Leh, Ladakh, India: Elevation 3425 meters
Leh, located in the Indian state of Jammu and Kashmir, is one of the most fascinating towns in the Himalaya…and one of the most beautiful. The town has a population of around 35,000 and has an interesting mix of Buddhist Ladakhi’s and Muslim Kashmiri’s. The architecture in the town shows both Buddhist and Muslim styles. From just about everywhere, you can see a sweeping panoramic view of the Himalaya’s rising above town. The highest peak in the vicinity is Stok Kangri, a 6153 meter peak that is popular in the summer months for trekking and summiting.
On my first journey to Leh, I was quick to find out how friendly the people were. Coming from my home on the Tibetan Plateau, there are no direct flights to India. My travel route in mid April several years ago took, me to Singapore and then on to Delhi, where I spent the night. The airlines lost my bag somewhere in Singapore and since I was staying the night in Delhi, I was just wearing lightweight clothing. I packed all my winter clothing in my bag, which was now lost. The next day I flew to Leh, where it was still late winter, without my winter gear! I stayed at a simple, but pleasant guesthouse in the Old Town of Leh that was owned by a kind, older Kashmiri man. I told this man my situation and he personally made it his responsibility to track down my lost bag. He spent several hours talking to airline officials in Delhi, finally tracked down my bag and had it sent up to Leh the next morning. I was amazed at this man’s kind hospitality towards a complete stranger. If you have been to Ladakh before, you will know that most people are like this man…extremely hospitable and friendly.
The Leh Palace was built in the 17th century and served as the home of the royal family until the middle of the 19th century. The royal family then moved to the Stok Palace, 15 kilometers south. The Leh Palace is 9 stories high and is built on a mountainside. Its architecture is modeled after Lhasa’s Potala Palace. A major restoration project was been underway at the Leh Palace for several years, but it remains open to the public. The views of Leh and the surrounding mountains are quite impressive from the palace.

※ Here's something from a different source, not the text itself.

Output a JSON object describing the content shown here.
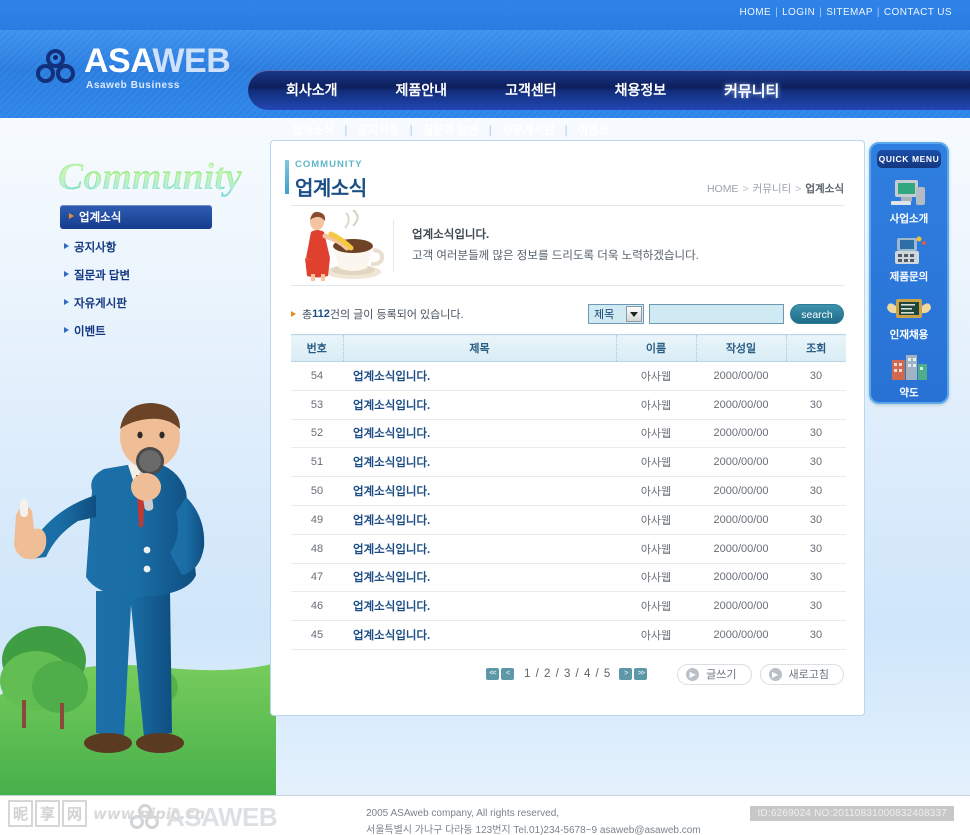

The Shanti Stupa, built in 1991, is located a few kilometers south of town, several hundred meters above town. You can take a taxi there or climb an endless series of stairs (I don’t recommend climbing the stairs until you have had a couple of days to acclimatize to the elevation). The view of Leh and the Himalaya is quite amazing from Shanti Stupa. Be sure to bring your wide-angle lens!
Leh isn’t very big. It can, for the most part, be navigated on foot. There are many excellent guesthouses and mid-range hotels to choose from in town. I recommend choosing one that offers good views of the mountains. There are also numerous restaurants around serving great Indian, Tibetan, Kashmiri and Western food. Most restaurants, hotels and travel agencies can speak English well. The Ladakhi language is very similar to the Amdo dialect that is spoken in far eastern Tibet.
There are 2 main roads leading to Leh, however, both roads are closed in winter time due to heavy snow. The first road is the 422 kilometer road connecting Srinigar to Leh via Kargil. The road closes in the early winter due to heavy snow at the Zoji La Pass. The second road connects Leh with Manali, which is 479 kilometers to the south. This road is normally only open for 4 or 5 months each year due to heavy snow. In addition, there are daily flights from Leh to Delhi all year round and weekly flights to Srinigar and Jammu.
Leh is the starting point to other amazing areas in Ladakh including the Nubra Valley, Pangong Tso Lake, Tso Moriri and many more. Leh has numerous travel agencies that can arrange great treks (including winter treks) and climbing expeditions to nearby Mt. Stok Kangri as well as journeys to other places in Ladakh.